··· Exercise material ···
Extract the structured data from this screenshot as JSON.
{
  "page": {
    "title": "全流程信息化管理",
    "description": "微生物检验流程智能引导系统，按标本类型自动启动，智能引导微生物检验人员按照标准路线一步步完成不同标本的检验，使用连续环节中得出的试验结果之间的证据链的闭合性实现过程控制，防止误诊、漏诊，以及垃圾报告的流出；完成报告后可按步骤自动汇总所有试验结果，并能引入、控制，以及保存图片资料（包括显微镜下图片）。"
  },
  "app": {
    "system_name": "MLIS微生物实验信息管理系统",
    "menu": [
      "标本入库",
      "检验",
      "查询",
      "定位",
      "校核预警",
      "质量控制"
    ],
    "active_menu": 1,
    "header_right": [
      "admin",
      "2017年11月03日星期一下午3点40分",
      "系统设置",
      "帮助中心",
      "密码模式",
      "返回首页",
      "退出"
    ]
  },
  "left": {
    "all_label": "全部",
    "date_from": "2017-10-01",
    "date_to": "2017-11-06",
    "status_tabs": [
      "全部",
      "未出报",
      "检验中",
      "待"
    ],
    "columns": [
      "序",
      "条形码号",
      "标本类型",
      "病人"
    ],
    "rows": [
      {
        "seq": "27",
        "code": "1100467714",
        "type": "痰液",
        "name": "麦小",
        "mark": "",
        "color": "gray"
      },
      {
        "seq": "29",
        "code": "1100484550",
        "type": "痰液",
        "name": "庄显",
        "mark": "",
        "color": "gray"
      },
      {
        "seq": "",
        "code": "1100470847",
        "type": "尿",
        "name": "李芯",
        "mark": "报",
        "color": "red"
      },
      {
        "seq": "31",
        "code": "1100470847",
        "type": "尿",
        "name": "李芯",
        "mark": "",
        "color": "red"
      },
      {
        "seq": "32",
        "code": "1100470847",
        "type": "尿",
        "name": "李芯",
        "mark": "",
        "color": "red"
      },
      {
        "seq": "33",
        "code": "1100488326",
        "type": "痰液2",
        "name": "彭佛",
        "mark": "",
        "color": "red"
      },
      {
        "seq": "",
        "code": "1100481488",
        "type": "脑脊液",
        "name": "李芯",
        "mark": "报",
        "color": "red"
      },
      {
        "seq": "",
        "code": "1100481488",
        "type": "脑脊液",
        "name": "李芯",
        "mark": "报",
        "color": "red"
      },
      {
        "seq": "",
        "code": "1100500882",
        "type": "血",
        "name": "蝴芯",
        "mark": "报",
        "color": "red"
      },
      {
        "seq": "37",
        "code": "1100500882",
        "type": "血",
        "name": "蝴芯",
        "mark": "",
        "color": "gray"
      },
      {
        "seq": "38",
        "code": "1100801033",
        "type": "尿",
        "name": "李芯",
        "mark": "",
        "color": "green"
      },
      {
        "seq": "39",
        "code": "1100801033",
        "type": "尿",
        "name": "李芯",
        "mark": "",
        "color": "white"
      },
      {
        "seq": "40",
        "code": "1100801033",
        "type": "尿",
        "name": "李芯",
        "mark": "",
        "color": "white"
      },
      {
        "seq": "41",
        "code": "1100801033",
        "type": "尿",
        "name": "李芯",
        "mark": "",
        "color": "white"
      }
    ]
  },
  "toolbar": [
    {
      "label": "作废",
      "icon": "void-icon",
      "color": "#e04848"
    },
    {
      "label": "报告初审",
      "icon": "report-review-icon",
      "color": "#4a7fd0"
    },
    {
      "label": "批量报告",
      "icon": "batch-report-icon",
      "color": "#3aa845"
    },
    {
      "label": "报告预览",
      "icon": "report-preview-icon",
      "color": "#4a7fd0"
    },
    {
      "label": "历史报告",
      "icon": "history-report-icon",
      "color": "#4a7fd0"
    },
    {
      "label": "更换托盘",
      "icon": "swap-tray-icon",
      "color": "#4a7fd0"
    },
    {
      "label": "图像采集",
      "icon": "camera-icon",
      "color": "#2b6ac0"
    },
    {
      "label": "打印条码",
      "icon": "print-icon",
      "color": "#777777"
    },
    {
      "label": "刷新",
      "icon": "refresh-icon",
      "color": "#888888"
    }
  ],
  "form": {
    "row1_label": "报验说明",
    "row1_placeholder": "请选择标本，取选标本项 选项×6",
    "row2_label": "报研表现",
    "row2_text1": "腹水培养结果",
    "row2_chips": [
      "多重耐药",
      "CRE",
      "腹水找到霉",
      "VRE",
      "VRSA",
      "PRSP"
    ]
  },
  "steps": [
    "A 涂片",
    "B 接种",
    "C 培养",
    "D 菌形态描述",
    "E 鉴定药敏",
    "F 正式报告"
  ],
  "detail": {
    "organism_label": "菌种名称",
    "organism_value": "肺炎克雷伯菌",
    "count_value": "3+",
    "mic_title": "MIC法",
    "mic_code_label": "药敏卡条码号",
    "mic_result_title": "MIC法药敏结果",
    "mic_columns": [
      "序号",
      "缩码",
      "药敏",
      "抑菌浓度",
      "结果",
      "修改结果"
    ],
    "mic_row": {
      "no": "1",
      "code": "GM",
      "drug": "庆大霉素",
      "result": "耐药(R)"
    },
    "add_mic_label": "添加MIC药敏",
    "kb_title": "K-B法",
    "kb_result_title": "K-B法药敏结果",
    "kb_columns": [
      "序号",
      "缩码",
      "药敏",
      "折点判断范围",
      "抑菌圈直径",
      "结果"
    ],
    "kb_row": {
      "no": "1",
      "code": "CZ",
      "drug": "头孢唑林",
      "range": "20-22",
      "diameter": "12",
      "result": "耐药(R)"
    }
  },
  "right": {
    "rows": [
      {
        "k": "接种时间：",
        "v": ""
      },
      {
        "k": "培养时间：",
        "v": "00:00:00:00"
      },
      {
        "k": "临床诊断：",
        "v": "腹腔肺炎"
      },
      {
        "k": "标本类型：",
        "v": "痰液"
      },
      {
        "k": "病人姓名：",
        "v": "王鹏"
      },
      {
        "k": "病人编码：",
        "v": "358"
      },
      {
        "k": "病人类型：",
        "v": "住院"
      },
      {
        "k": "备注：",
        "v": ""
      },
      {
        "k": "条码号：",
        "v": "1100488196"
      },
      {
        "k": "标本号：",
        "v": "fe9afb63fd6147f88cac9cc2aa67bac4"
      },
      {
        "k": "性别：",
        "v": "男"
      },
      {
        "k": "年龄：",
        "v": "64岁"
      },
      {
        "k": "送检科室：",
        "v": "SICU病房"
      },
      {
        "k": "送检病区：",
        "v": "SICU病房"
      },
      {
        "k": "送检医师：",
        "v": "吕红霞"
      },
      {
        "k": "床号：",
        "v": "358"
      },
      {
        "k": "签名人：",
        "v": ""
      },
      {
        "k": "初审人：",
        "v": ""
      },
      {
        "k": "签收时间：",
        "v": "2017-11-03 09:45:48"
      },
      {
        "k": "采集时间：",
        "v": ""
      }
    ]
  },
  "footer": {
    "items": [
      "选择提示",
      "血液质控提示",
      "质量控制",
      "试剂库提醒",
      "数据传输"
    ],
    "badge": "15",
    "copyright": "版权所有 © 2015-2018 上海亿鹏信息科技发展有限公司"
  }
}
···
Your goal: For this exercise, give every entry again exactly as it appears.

Exercise solution:
Extract the structured data from this screenshot as JSON.
{
  "page": {
    "title": "全流程信息化管理",
    "description": "微生物检验流程智能引导系统，按标本类型自动启动，智能引导微生物检验人员按照标准路线一步步完成不同标本的检验，使用连续环节中得出的试验结果之间的证据链的闭合性实现过程控制，防止误诊、漏诊，以及垃圾报告的流出；完成报告后可按步骤自动汇总所有试验结果，并能引入、控制，以及保存图片资料（包括显微镜下图片）。"
  },
  "app": {
    "system_name": "MLIS微生物实验信息管理系统",
    "menu": [
      "标本入库",
      "检验",
      "查询",
      "定位",
      "校核预警",
      "质量控制"
    ],
    "active_menu": 1,
    "header_right": [
      "admin",
      "2017年11月03日星期一下午3点40分",
      "系统设置",
      "帮助中心",
      "密码模式",
      "返回首页",
      "退出"
    ]
  },
  "left": {
    "all_label": "全部",
    "date_from": "2017-10-01",
    "date_to": "2017-11-06",
    "status_tabs": [
      "全部",
      "未出报",
      "检验中",
      "待"
    ],
    "columns": [
      "序",
      "条形码号",
      "标本类型",
      "病人"
    ],
    "rows": [
      {
        "seq": "27",
        "code": "1100467714",
        "type": "痰液",
        "name": "麦小",
        "mark": "",
        "color": "gray"
      },
      {
        "seq": "29",
        "code": "1100484550",
        "type": "痰液",
        "name": "庄显",
        "mark": "",
        "color": "gray"
      },
      {
        "seq": "",
        "code": "1100470847",
        "type": "尿",
        "name": "李芯",
        "mark": "报",
        "color": "red"
      },
      {
        "seq": "31",
        "code": "1100470847",
        "type": "尿",
        "name": "李芯",
        "mark": "",
        "color": "red"
      },
      {
        "seq": "32",
        "code": "1100470847",
        "type": "尿",
        "name": "李芯",
        "mark": "",
        "color": "red"
      },
      {
        "seq": "33",
        "code": "1100488326",
        "type": "痰液2",
        "name": "彭佛",
        "mark": "",
        "color": "red"
      },
      {
        "seq": "",
        "code": "1100481488",
        "type": "脑脊液",
        "name": "李芯",
        "mark": "报",
        "color": "red"
      },
      {
        "seq": "",
        "code": "1100481488",
        "type": "脑脊液",
        "name": "李芯",
        "mark": "报",
        "color": "red"
      },
      {
        "seq": "",
        "code": "1100500882",
        "type": "血",
        "name": "蝴芯",
        "mark": "报",
        "color": "red"
      },
      {
        "seq": "37",
        "code": "1100500882",
        "type": "血",
        "name": "蝴芯",
        "mark": "",
        "color": "gray"
      },
      {
        "seq": "38",
        "code": "1100801033",
        "type": "尿",
        "name": "李芯",
        "mark": "",
        "color": "green"
      },
      {
        "seq": "39",
        "code": "1100801033",
        "type": "尿",
        "name": "李芯",
        "mark": "",
        "color": "white"
      },
      {
        "seq": "40",
        "code": "1100801033",
        "type": "尿",
        "name": "李芯",
        "mark": "",
        "color": "white"
      },
      {
        "seq": "41",
        "code": "1100801033",
        "type": "尿",
        "name": "李芯",
        "mark": "",
        "color": "white"
      }
    ]
  },
  "toolbar": [
    {
      "label": "作废",
      "icon": "void-icon",
      "color": "#e04848"
    },
    {
      "label": "报告初审",
      "icon": "report-review-icon",
      "color": "#4a7fd0"
    },
    {
      "label": "批量报告",
      "icon": "batch-report-icon",
      "color": "#3aa845"
    },
    {
      "label": "报告预览",
      "icon": "report-preview-icon",
      "color": "#4a7fd0"
    },
    {
      "label": "历史报告",
      "icon": "history-report-icon",
      "color": "#4a7fd0"
    },
    {
      "label": "更换托盘",
      "icon": "swap-tray-icon",
      "color": "#4a7fd0"
    },
    {
      "label": "图像采集",
      "icon": "camera-icon",
      "color": "#2b6ac0"
    },
    {
      "label": "打印条码",
      "icon": "print-icon",
      "color": "#777777"
    },
    {
      "label": "刷新",
      "icon": "refresh-icon",
      "color": "#888888"
    }
  ],
  "form": {
    "row1_label": "报验说明",
    "row1_placeholder": "请选择标本，取选标本项 选项×6",
    "row2_label": "报研表现",
    "row2_text1": "腹水培养结果",
    "row2_chips": [
      "多重耐药",
      "CRE",
      "腹水找到霉",
      "VRE",
      "VRSA",
      "PRSP"
    ]
  },
  "steps": [
    "A 涂片",
    "B 接种",
    "C 培养",
    "D 菌形态描述",
    "E 鉴定药敏",
    "F 正式报告"
  ],
  "detail": {
    "organism_label": "菌种名称",
    "organism_value": "肺炎克雷伯菌",
    "count_value": "3+",
    "mic_title": "MIC法",
    "mic_code_label": "药敏卡条码号",
    "mic_result_title": "MIC法药敏结果",
    "mic_columns": [
      "序号",
      "缩码",
      "药敏",
      "抑菌浓度",
      "结果",
      "修改结果"
    ],
    "mic_row": {
      "no": "1",
      "code": "GM",
      "drug": "庆大霉素",
      "result": "耐药(R)"
    },
    "add_mic_label": "添加MIC药敏",
    "kb_title": "K-B法",
    "kb_result_title": "K-B法药敏结果",
    "kb_columns": [
      "序号",
      "缩码",
      "药敏",
      "折点判断范围",
      "抑菌圈直径",
      "结果"
    ],
    "kb_row": {
      "no": "1",
      "code": "CZ",
      "drug": "头孢唑林",
      "range": "20-22",
      "diameter": "12",
      "result": "耐药(R)"
    }
  },
  "right": {
    "rows": [
      {
        "k": "接种时间：",
        "v": ""
      },
      {
        "k": "培养时间：",
        "v": "00:00:00:00"
      },
      {
        "k": "临床诊断：",
        "v": "腹腔肺炎"
      },
      {
        "k": "标本类型：",
        "v": "痰液"
      },
      {
        "k": "病人姓名：",
        "v": "王鹏"
      },
      {
        "k": "病人编码：",
        "v": "358"
      },
      {
        "k": "病人类型：",
        "v": "住院"
      },
      {
        "k": "备注：",
        "v": ""
      },
      {
        "k": "条码号：",
        "v": "1100488196"
      },
      {
        "k": "标本号：",
        "v": "fe9afb63fd6147f88cac9cc2aa67bac4"
      },
      {
        "k": "性别：",
        "v": "男"
      },
      {
        "k": "年龄：",
        "v": "64岁"
      },
      {
        "k": "送检科室：",
        "v": "SICU病房"
      },
      {
        "k": "送检病区：",
        "v": "SICU病房"
      },
      {
        "k": "送检医师：",
        "v": "吕红霞"
      },
      {
        "k": "床号：",
        "v": "358"
      },
      {
        "k": "签名人：",
        "v": ""
      },
      {
        "k": "初审人：",
        "v": ""
      },
      {
        "k": "签收时间：",
        "v": "2017-11-03 09:45:48"
      },
      {
        "k": "采集时间：",
        "v": ""
      }
    ]
  },
  "footer": {
    "items": [
      "选择提示",
      "血液质控提示",
      "质量控制",
      "试剂库提醒",
      "数据传输"
    ],
    "badge": "15",
    "copyright": "版权所有 © 2015-2018 上海亿鹏信息科技发展有限公司"
  }
}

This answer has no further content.